And then really just finishing up here with a few photos of the site. This is looking to the south from Broadway. So, on the right side, you’ll see our inlet and our forebay sitting up a little higher. And again, that dumps over into the wetland where you can kind of see it snaking around.
Another view here, we did seed everything with the native seed mix. These photos were taken just a year after the initial installation, so we haven’t had a ton of time when these photos were taken between the actual construction and the photos of those native plants getting established. They’re coming in pretty well. I think for the time that they were taken. It looks like it’s going to end up being nice. Again, you can see some of those natives here. Another year or two of the growth, and you’re probably going to see a lot more of the flowers coming through and a lot more color within the wetland.
Practical Lessons Learned (8:27)
These are just a few lessons from this project and some of the others we’ve completed.
One of the main things is site selection. We do want a site that’s going to be near a stream but not too close. That comes into play, especially with the stream that you have a floodplain along. We don’t want to have floodplain impacts where we’re in the floodway. Again, this one was a little bit, but we were able to control what we did there, so we didn’t have permitting issues.
You do want to have some elevation across the site. You don’t want to completely flat site. You want to have some elevation so that you can get your forebay in that sits a little higher than the actual wetland. You want to be able to have and construct those marshy areas. And then have enough elevation that you can have some detention. It might involve building a little bit of a berm around there.
Make sure you have adequate space. We were somewhat constrained on this site. Generally, as a rule of thumb, I would say you want five to 10% of the watershed area to be your stormwater wetland.
One thing that’s going to drive that is really how much impervious area you have within the watershed. Here we had a fairly low amount of impervious, this was mostly a large lot residential, so we didn’t need as large of a site. But if you had a lot of commercial area within the watershed, you’re probably going to be closer to that 10% for an area that you’re going to need to meet all the design criteria.

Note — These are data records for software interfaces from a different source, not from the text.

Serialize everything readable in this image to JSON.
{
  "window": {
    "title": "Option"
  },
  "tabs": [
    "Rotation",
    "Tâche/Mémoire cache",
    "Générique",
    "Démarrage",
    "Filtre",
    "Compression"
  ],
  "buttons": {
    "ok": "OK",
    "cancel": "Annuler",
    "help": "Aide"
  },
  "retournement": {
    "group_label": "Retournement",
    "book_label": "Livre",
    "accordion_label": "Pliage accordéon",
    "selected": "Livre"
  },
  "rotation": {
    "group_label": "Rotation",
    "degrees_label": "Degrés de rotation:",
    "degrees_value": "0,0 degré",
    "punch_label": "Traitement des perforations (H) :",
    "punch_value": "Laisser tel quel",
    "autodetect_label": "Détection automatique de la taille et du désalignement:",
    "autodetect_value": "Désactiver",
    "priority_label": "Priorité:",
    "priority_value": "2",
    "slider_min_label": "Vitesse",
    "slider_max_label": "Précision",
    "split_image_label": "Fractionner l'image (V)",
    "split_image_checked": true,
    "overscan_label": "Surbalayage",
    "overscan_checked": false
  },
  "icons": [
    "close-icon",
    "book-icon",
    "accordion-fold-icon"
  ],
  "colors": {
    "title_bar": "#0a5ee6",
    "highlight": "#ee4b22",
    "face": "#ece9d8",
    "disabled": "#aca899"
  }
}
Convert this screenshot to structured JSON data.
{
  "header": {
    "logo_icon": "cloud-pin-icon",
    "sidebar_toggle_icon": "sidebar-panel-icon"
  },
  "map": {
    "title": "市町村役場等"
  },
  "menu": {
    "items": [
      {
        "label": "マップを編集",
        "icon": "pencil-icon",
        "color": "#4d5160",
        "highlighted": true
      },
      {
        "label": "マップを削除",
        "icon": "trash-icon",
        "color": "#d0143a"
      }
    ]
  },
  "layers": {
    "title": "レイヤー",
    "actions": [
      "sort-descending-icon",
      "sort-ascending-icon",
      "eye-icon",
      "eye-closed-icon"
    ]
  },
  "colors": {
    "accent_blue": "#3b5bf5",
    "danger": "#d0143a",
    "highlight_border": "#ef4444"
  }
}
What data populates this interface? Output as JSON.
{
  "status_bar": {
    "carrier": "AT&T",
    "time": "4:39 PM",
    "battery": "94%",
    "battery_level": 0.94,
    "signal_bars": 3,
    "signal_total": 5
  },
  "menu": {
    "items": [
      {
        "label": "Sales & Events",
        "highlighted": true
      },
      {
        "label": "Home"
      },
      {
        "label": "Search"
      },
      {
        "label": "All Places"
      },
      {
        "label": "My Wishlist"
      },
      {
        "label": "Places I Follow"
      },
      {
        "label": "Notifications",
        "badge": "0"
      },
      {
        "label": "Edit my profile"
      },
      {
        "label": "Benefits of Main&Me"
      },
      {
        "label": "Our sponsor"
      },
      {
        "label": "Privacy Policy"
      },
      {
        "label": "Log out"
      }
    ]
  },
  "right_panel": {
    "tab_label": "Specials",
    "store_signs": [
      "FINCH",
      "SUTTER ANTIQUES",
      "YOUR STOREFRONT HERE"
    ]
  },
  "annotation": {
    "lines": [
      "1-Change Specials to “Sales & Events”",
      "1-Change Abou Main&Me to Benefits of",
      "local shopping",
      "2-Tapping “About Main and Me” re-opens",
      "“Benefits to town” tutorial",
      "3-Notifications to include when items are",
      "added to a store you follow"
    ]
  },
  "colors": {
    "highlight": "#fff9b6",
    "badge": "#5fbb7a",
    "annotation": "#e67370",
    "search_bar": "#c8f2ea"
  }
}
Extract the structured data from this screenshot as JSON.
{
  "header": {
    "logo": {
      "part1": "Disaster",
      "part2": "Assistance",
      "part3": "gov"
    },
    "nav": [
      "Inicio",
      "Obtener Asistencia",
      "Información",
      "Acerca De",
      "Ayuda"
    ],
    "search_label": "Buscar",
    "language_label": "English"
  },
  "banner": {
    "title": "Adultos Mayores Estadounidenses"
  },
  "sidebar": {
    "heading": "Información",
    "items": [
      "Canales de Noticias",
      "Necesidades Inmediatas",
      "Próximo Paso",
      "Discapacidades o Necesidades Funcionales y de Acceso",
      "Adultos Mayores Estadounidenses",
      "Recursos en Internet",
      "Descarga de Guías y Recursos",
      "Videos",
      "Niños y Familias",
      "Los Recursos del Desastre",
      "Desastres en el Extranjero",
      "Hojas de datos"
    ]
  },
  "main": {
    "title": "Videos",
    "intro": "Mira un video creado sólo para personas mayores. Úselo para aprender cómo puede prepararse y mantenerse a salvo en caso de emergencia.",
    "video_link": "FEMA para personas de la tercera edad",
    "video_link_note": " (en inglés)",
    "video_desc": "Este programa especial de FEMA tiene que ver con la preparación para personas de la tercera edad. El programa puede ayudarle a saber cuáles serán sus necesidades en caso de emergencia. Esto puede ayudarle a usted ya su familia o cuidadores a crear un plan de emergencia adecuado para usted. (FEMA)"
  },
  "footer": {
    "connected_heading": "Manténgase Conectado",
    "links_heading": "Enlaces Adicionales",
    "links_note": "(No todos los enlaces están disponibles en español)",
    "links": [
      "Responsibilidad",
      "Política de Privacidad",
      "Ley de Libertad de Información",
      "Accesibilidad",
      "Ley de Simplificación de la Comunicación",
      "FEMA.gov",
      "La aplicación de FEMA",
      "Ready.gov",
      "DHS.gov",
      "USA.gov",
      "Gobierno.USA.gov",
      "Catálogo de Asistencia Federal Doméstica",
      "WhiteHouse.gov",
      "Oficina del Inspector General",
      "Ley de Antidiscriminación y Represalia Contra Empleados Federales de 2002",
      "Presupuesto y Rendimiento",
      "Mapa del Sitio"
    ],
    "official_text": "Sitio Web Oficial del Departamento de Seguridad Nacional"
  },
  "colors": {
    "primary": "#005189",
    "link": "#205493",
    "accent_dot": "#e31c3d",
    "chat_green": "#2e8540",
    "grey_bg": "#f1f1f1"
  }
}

Consideration of Inlet Numbers
Keep in mind if you’ve got multiple inlets in this situation, we only had one location where we had water coming into the wetland. But if you had multiple inlets, you’re going to need multiple forebays, and you’re going to need to consider how all those multiple inlets come together for flow path and that kind of thing for treatment.
Available Access for Maintenance
Another important thing is to consider access for maintenance. You know, we’ve got a forebay in here. That eventually is going to need to be cleaned out. And that’s the purpose of it. It’s to gather and collect sediment. So once it starts to fill in, it is going to require someone to come in and dig that out and restore its volume.
Also, during establishment might need to be able to come in and do a little bit of weed control. Granted, that can be people coming in more on foot to do that work. You would want to consider how access for maintenance is going to play into it.
So, this was an exciting project that we had. I’m glad we did it. It was a challenge, like I said, with the area we had available and the large area we had draining to it, but we did keep working through it and eventually got it to work out, and it ended up being a pretty good-looking stormwater wetland.
If this is something you’re interested in, if a stormwater wetland looks like a possibility for you or your site, please feel free to contact us because we’d love to talk to you about it and see if we can help you out with that. Thank you very much.